* _What is expected_
If an entry holds a picture, drop the picture but restate the entry word for word.

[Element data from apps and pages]
++++
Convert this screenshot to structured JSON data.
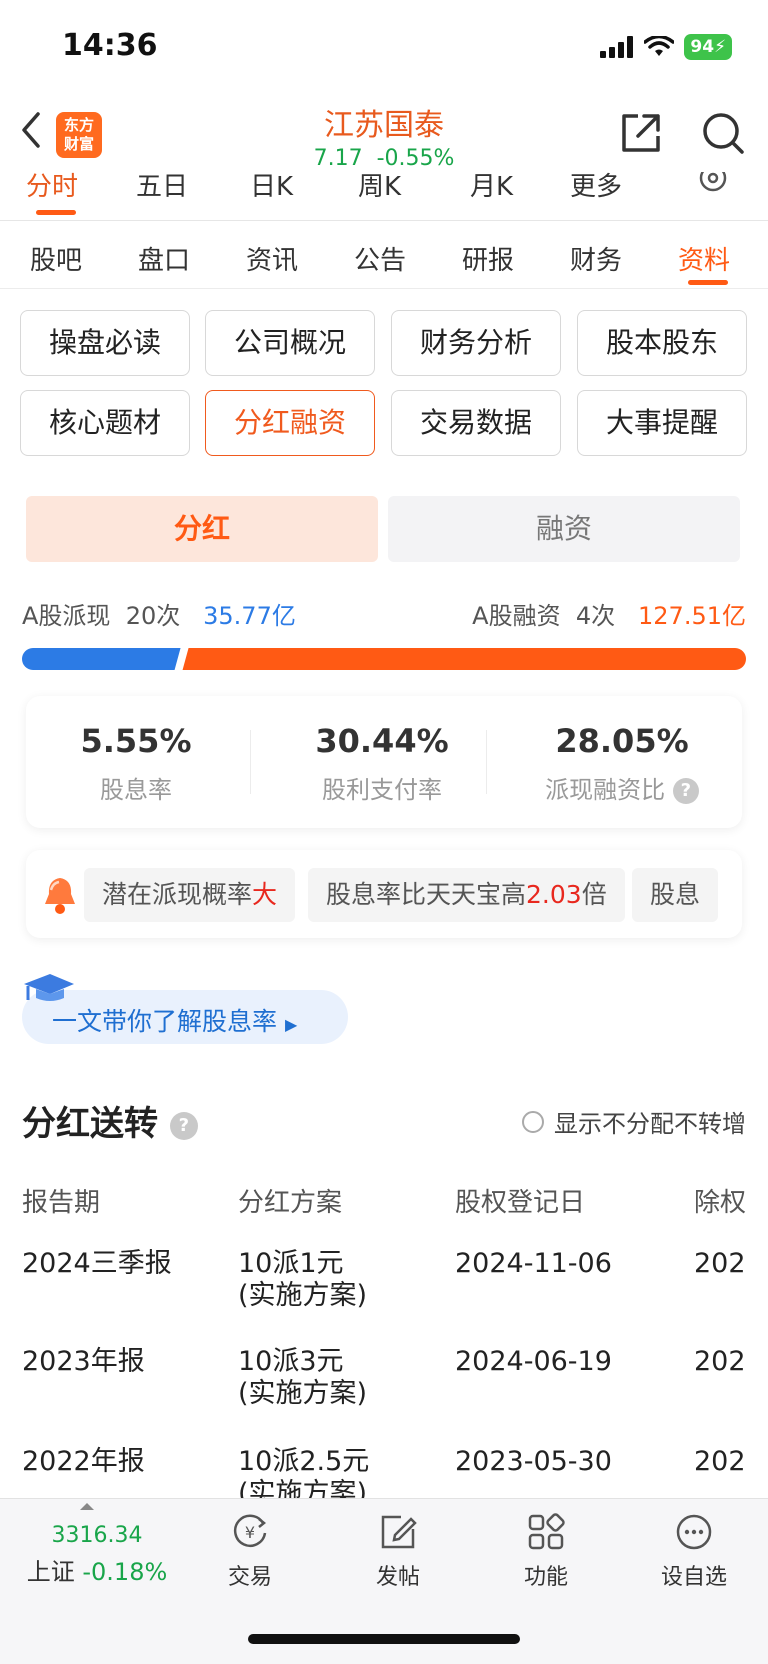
{
  "status": {
    "time": "14:36",
    "battery": "94"
  },
  "header": {
    "logo_line1": "东方",
    "logo_line2": "财富",
    "stock_name": "江苏国泰",
    "price": "7.17",
    "change": "-0.55%"
  },
  "chart_tabs": [
    "分时",
    "五日",
    "日K",
    "周K",
    "月K",
    "更多"
  ],
  "section_tabs": [
    "股吧",
    "盘口",
    "资讯",
    "公告",
    "研报",
    "财务",
    "资料"
  ],
  "grid_buttons": [
    "操盘必读",
    "公司概况",
    "财务分析",
    "股本股东",
    "核心题材",
    "分红融资",
    "交易数据",
    "大事提醒"
  ],
  "segment": {
    "on": "分红",
    "off": "融资"
  },
  "summary": {
    "left_label": "A股派现",
    "left_count": "20次",
    "left_amount": "35.77亿",
    "right_label": "A股融资",
    "right_count": "4次",
    "right_amount": "127.51亿",
    "bar_left_fraction": 0.219
  },
  "metrics": [
    {
      "value": "5.55%",
      "label": "股息率"
    },
    {
      "value": "30.44%",
      "label": "股利支付率"
    },
    {
      "value": "28.05%",
      "label": "派现融资比"
    }
  ],
  "tags": [
    {
      "text": "潜在派现概率",
      "hl": "大",
      "tail": ""
    },
    {
      "text": "股息率比天天宝高",
      "hl": "2.03",
      "tail": "倍"
    },
    {
      "text": "股息",
      "hl": "",
      "tail": ""
    }
  ],
  "learn": "一文带你了解股息率",
  "section_title": "分红送转",
  "toggle_label": "显示不分配不转增",
  "table": {
    "headers": [
      "报告期",
      "分红方案",
      "股权登记日",
      "除权"
    ],
    "rows": [
      {
        "period": "2024三季报",
        "plan1": "10派1元",
        "plan2": "(实施方案)",
        "date": "2024-11-06",
        "ex": "202"
      },
      {
        "period": "2023年报",
        "plan1": "10派3元",
        "plan2": "(实施方案)",
        "date": "2024-06-19",
        "ex": "202"
      },
      {
        "period": "2022年报",
        "plan1": "10派2.5元",
        "plan2": "(实施方案)",
        "date": "2023-05-30",
        "ex": "202"
      }
    ]
  },
  "bottom": {
    "index_value": "3316.34",
    "index_name": "上证",
    "index_change": "-0.18%",
    "items": [
      "交易",
      "发帖",
      "功能",
      "设自选"
    ]
  },
  "colors": {
    "accent": "#ff5a14",
    "blue": "#2c7be5",
    "green": "#19a54a",
    "red": "#e8281e"
  }
}
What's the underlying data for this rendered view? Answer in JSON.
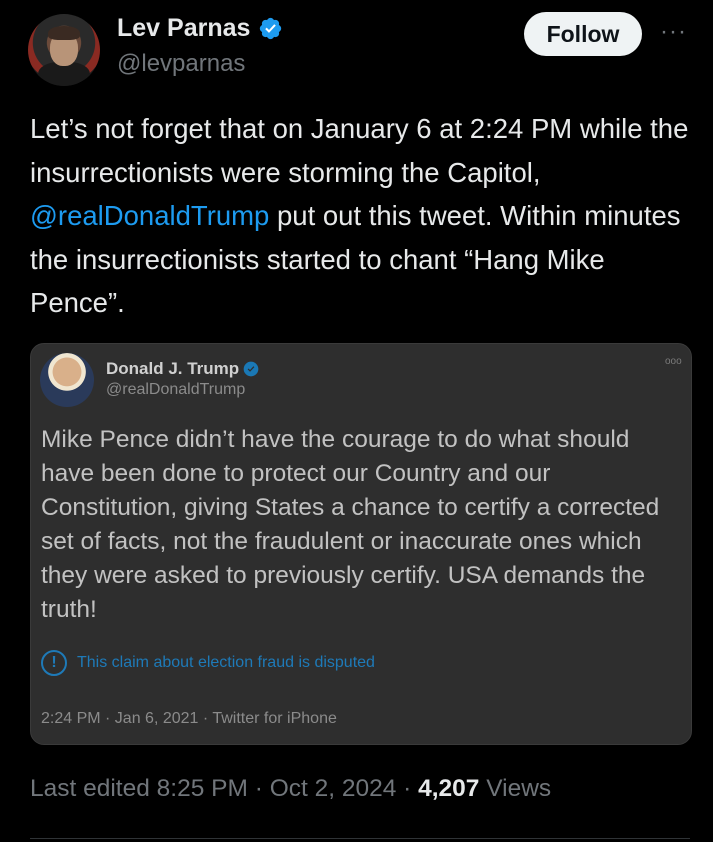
{
  "author": {
    "display_name": "Lev Parnas",
    "handle": "@levparnas",
    "verified_icon": "verified-badge-icon"
  },
  "actions": {
    "follow_label": "Follow",
    "more_label": "···"
  },
  "tweet": {
    "text_before_mention": "Let’s not forget that on January 6 at 2:24 PM while the insurrectionists were storming the Capitol, ",
    "mention": "@realDonaldTrump",
    "text_after_mention": " put out this tweet. Within minutes the insurrectionists started to chant “Hang Mike Pence”."
  },
  "quoted_tweet": {
    "display_name": "Donald J. Trump",
    "handle": "@realDonaldTrump",
    "more_label": "ooo",
    "text": "Mike Pence didn’t have the courage to do what should have been done to protect our Country and our Constitution, giving States a chance to certify a corrected set of facts, not the fraudulent or inaccurate ones which they were asked to previously certify. USA demands the truth!",
    "notice_icon": "!",
    "notice_text": "This claim about election fraud is disputed",
    "meta": "2:24 PM · Jan 6, 2021 · Twitter for iPhone"
  },
  "footer": {
    "edited_text": "Last edited 8:25 PM · Oct 2, 2024 · ",
    "views_count": "4,207",
    "views_label": " Views"
  },
  "colors": {
    "background": "#000000",
    "accent_blue": "#1d9bf0",
    "verified_blue": "#1d9bf0",
    "muted_text": "#71767b"
  }
}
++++
* _Solution to this problem_
Convert this screenshot to structured JSON data.
{
  "status": {
    "time": "14:36",
    "battery": "94"
  },
  "header": {
    "logo_line1": "东方",
    "logo_line2": "财富",
    "stock_name": "江苏国泰",
    "price": "7.17",
    "change": "-0.55%"
  },
  "chart_tabs": [
    "分时",
    "五日",
    "日K",
    "周K",
    "月K",
    "更多"
  ],
  "section_tabs": [
    "股吧",
    "盘口",
    "资讯",
    "公告",
    "研报",
    "财务",
    "资料"
  ],
  "grid_buttons": [
    "操盘必读",
    "公司概况",
    "财务分析",
    "股本股东",
    "核心题材",
    "分红融资",
    "交易数据",
    "大事提醒"
  ],
  "segment": {
    "on": "分红",
    "off": "融资"
  },
  "summary": {
    "left_label": "A股派现",
    "left_count": "20次",
    "left_amount": "35.77亿",
    "right_label": "A股融资",
    "right_count": "4次",
    "right_amount": "127.51亿",
    "bar_left_fraction": 0.219
  },
  "metrics": [
    {
      "value": "5.55%",
      "label": "股息率"
    },
    {
      "value": "30.44%",
      "label": "股利支付率"
    },
    {
      "value": "28.05%",
      "label": "派现融资比"
    }
  ],
  "tags": [
    {
      "text": "潜在派现概率",
      "hl": "大",
      "tail": ""
    },
    {
      "text": "股息率比天天宝高",
      "hl": "2.03",
      "tail": "倍"
    },
    {
      "text": "股息",
      "hl": "",
      "tail": ""
    }
  ],
  "learn": "一文带你了解股息率",
  "section_title": "分红送转",
  "toggle_label": "显示不分配不转增",
  "table": {
    "headers": [
      "报告期",
      "分红方案",
      "股权登记日",
      "除权"
    ],
    "rows": [
      {
        "period": "2024三季报",
        "plan1": "10派1元",
        "plan2": "(实施方案)",
        "date": "2024-11-06",
        "ex": "202"
      },
      {
        "period": "2023年报",
        "plan1": "10派3元",
        "plan2": "(实施方案)",
        "date": "2024-06-19",
        "ex": "202"
      },
      {
        "period": "2022年报",
        "plan1": "10派2.5元",
        "plan2": "(实施方案)",
        "date": "2023-05-30",
        "ex": "202"
      }
    ]
  },
  "bottom": {
    "index_value": "3316.34",
    "index_name": "上证",
    "index_change": "-0.18%",
    "items": [
      "交易",
      "发帖",
      "功能",
      "设自选"
    ]
  },
  "colors": {
    "accent": "#ff5a14",
    "blue": "#2c7be5",
    "green": "#19a54a",
    "red": "#e8281e"
  }
}
What's the underlying data for this rendered view? Answer in JSON.
{
  "author": {
    "display_name": "Lev Parnas",
    "handle": "@levparnas",
    "verified_icon": "verified-badge-icon"
  },
  "actions": {
    "follow_label": "Follow",
    "more_label": "···"
  },
  "tweet": {
    "text_before_mention": "Let’s not forget that on January 6 at 2:24 PM while the insurrectionists were storming the Capitol, ",
    "mention": "@realDonaldTrump",
    "text_after_mention": " put out this tweet. Within minutes the insurrectionists started to chant “Hang Mike Pence”."
  },
  "quoted_tweet": {
    "display_name": "Donald J. Trump",
    "handle": "@realDonaldTrump",
    "more_label": "ooo",
    "text": "Mike Pence didn’t have the courage to do what should have been done to protect our Country and our Constitution, giving States a chance to certify a corrected set of facts, not the fraudulent or inaccurate ones which they were asked to previously certify. USA demands the truth!",
    "notice_icon": "!",
    "notice_text": "This claim about election fraud is disputed",
    "meta": "2:24 PM · Jan 6, 2021 · Twitter for iPhone"
  },
  "footer": {
    "edited_text": "Last edited 8:25 PM · Oct 2, 2024 · ",
    "views_count": "4,207",
    "views_label": " Views"
  },
  "colors": {
    "background": "#000000",
    "accent_blue": "#1d9bf0",
    "verified_blue": "#1d9bf0",
    "muted_text": "#71767b"
  }
}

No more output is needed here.